This is one of the reasons why abolishing substantial add-on fees, in such a voucher system, can reduce attainment gaps between rich and poor students.
Vouchers can be an effective instrument to finance private education. But they can be targeted in different ways – sometimes for all families and in other cases, only for disadvantaged students.
This can make a big difference in their impact.
Vouchers that are available for all students can help to expand the choice of schools available to parents and promote competition among schools. School vouchers that target only disadvantaged students can help improve equity in access to schools.
For school systems with a similar share of public funding for private schools, the socio-economic gap between pupils in state and private schools is twice as large in education systems that use universal vouchers compared with systems that use targeted vouchers.
Regulating private school pricing and admissions criteria also seems to have a positive impact on the ability of voucher schemes to go hand in hand with limiting social inequity.

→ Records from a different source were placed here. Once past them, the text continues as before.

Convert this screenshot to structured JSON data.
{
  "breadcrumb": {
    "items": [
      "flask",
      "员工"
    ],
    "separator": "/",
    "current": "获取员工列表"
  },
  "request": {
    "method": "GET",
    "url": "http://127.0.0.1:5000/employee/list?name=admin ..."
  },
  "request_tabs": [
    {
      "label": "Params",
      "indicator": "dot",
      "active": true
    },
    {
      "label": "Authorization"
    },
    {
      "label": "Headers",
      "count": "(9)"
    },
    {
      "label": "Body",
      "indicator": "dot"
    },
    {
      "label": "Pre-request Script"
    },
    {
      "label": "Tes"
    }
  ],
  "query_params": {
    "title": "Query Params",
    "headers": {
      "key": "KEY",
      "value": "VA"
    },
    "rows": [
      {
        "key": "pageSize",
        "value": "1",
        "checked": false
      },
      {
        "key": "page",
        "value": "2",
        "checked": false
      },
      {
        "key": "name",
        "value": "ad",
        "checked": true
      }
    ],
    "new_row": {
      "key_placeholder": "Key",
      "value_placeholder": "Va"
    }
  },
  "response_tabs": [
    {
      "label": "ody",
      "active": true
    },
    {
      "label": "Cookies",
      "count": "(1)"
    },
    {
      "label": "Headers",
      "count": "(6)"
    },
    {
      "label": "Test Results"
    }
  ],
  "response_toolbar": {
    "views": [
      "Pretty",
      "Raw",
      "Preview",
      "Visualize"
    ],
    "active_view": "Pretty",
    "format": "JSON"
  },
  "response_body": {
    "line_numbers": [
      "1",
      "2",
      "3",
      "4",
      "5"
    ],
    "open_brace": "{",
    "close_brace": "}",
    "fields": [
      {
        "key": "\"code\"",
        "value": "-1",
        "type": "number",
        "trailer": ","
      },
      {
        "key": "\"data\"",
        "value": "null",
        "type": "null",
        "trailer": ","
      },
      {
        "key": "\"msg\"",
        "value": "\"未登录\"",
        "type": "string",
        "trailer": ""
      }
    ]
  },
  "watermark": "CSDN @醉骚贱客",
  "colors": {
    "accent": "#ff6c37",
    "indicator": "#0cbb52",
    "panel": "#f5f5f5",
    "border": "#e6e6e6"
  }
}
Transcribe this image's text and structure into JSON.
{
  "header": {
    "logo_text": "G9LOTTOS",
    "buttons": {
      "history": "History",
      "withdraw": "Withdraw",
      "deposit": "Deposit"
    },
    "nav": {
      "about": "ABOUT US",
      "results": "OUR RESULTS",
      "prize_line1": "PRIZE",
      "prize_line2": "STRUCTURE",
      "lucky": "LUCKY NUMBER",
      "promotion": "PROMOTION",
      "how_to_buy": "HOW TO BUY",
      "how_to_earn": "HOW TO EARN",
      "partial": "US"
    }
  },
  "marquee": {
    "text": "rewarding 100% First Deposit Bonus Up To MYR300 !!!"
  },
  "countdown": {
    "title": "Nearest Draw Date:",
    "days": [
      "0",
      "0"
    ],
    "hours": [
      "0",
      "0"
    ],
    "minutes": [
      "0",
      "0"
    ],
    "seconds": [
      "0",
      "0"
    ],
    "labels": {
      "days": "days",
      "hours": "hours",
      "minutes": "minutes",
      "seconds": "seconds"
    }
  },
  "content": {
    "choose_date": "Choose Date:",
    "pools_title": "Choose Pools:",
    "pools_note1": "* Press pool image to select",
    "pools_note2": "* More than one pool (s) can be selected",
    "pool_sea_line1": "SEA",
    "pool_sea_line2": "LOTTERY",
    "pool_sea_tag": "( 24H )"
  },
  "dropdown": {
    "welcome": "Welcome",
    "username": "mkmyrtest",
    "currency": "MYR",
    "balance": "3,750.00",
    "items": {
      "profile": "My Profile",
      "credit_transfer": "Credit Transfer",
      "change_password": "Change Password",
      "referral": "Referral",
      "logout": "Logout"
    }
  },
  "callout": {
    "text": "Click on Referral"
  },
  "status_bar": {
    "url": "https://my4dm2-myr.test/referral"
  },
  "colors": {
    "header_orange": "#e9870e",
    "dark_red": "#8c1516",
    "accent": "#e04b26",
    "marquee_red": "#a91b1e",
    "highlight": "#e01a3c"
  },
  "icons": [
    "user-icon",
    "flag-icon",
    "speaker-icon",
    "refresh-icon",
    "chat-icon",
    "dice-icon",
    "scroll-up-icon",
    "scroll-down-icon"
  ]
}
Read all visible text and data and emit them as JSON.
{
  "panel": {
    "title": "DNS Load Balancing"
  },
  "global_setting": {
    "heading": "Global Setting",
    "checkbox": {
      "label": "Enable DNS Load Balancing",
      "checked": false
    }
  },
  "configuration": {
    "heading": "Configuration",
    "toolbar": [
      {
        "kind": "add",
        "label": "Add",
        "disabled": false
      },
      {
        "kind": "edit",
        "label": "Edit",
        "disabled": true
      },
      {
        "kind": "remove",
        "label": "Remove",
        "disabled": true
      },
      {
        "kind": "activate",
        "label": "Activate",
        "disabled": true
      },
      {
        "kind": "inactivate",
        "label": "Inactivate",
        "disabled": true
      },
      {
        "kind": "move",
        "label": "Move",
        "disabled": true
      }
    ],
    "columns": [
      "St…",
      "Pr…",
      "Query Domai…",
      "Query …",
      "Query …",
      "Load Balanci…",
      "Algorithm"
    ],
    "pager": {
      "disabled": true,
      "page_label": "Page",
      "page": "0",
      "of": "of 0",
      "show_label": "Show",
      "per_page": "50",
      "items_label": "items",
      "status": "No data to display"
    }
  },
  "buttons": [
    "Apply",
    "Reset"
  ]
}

There are some other lessons too. Schools with selective admission tend to attract students with higher ability and socio-economic status, regardless of the school’s educational quality.
Given that high-ability students are less costly to educate and can increase a school’s attractiveness to parents, such a selective intake can provide schools with a competitive advantage.
Allowing private schools to select their students therefore provides them with an incentive to compete on the basis of exclusiveness, rather than the extra value they can add.
This can undermine the dynamics of competition, diminishing the positive effects it may otherwise have on quality.
The international evidence also points to selective admission as a source of increased inequality and stratification.
The social sorting of students occurs not only because of admissions rules and tests, but also because of parental self-selection and more subtle barriers to entry.
It also means there is no simple answer to whether private schools, with public voucher funding, get better results.
The over-riding conclusion is that it depends on the regulatory framework that is put in place. Governments and education authorities can intervene to change the impact of vouchers.
Vouchers work well in some systems and badly in others. The key message for the US is that it needs to ensure the right regulatory framework.